===== SOURCE RECORDS =====

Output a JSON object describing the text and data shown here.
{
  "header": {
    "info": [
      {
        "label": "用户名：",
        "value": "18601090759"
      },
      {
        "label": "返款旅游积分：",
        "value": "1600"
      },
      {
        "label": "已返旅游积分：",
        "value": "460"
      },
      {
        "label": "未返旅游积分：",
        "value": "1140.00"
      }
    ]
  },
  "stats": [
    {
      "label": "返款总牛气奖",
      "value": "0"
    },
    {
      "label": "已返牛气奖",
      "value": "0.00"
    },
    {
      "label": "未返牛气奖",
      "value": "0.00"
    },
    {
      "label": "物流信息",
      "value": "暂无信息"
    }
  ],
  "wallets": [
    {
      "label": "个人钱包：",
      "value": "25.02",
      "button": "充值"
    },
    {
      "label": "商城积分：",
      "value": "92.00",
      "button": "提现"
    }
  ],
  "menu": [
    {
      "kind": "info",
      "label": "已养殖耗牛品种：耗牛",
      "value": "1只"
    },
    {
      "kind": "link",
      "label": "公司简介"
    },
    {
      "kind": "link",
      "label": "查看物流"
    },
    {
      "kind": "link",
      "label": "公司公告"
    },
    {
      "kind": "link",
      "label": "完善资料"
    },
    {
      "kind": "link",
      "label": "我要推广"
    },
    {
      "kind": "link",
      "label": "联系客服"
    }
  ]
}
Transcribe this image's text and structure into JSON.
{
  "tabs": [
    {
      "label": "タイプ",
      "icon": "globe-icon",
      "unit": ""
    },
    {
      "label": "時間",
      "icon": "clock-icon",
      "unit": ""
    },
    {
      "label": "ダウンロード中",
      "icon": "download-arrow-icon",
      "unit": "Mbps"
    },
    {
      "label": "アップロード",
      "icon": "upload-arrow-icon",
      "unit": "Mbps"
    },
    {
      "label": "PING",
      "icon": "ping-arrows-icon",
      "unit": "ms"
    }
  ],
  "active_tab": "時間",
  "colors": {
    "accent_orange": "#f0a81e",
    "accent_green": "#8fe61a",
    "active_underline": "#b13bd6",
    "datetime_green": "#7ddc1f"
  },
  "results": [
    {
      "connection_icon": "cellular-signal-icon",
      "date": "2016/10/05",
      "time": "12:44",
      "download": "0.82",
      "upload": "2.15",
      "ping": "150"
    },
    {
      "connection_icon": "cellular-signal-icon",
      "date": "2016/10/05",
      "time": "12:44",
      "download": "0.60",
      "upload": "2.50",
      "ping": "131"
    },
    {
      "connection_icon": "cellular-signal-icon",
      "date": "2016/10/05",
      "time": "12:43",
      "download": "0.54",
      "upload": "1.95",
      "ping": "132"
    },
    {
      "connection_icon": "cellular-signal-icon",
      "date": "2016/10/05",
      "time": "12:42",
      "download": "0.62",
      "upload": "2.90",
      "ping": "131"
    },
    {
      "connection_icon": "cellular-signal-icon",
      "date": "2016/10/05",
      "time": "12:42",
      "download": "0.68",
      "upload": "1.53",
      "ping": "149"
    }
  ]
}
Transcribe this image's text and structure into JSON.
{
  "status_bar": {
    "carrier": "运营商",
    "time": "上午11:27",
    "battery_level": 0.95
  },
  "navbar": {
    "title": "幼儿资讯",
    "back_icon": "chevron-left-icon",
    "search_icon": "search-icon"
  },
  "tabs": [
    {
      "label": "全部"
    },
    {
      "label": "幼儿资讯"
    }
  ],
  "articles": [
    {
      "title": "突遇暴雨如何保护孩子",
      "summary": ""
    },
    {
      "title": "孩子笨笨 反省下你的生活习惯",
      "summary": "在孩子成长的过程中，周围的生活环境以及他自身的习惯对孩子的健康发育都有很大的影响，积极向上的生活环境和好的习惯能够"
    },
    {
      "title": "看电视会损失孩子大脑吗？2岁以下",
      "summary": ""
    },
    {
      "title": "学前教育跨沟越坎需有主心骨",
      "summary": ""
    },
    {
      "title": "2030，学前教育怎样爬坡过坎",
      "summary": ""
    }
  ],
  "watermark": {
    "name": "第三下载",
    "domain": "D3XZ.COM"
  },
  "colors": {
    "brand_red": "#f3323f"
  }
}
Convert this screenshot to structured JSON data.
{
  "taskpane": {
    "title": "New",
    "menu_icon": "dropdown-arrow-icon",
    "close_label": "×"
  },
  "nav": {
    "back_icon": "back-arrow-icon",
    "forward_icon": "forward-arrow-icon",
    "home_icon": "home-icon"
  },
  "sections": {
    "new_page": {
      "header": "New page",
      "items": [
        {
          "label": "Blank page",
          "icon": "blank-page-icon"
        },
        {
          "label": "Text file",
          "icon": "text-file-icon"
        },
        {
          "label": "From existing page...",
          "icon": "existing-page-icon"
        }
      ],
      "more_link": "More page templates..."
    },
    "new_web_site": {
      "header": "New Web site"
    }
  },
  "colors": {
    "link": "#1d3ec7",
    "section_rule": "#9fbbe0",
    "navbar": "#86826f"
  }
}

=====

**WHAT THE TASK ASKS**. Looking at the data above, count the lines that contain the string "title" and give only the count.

**SOLVED EXERCISE**. 7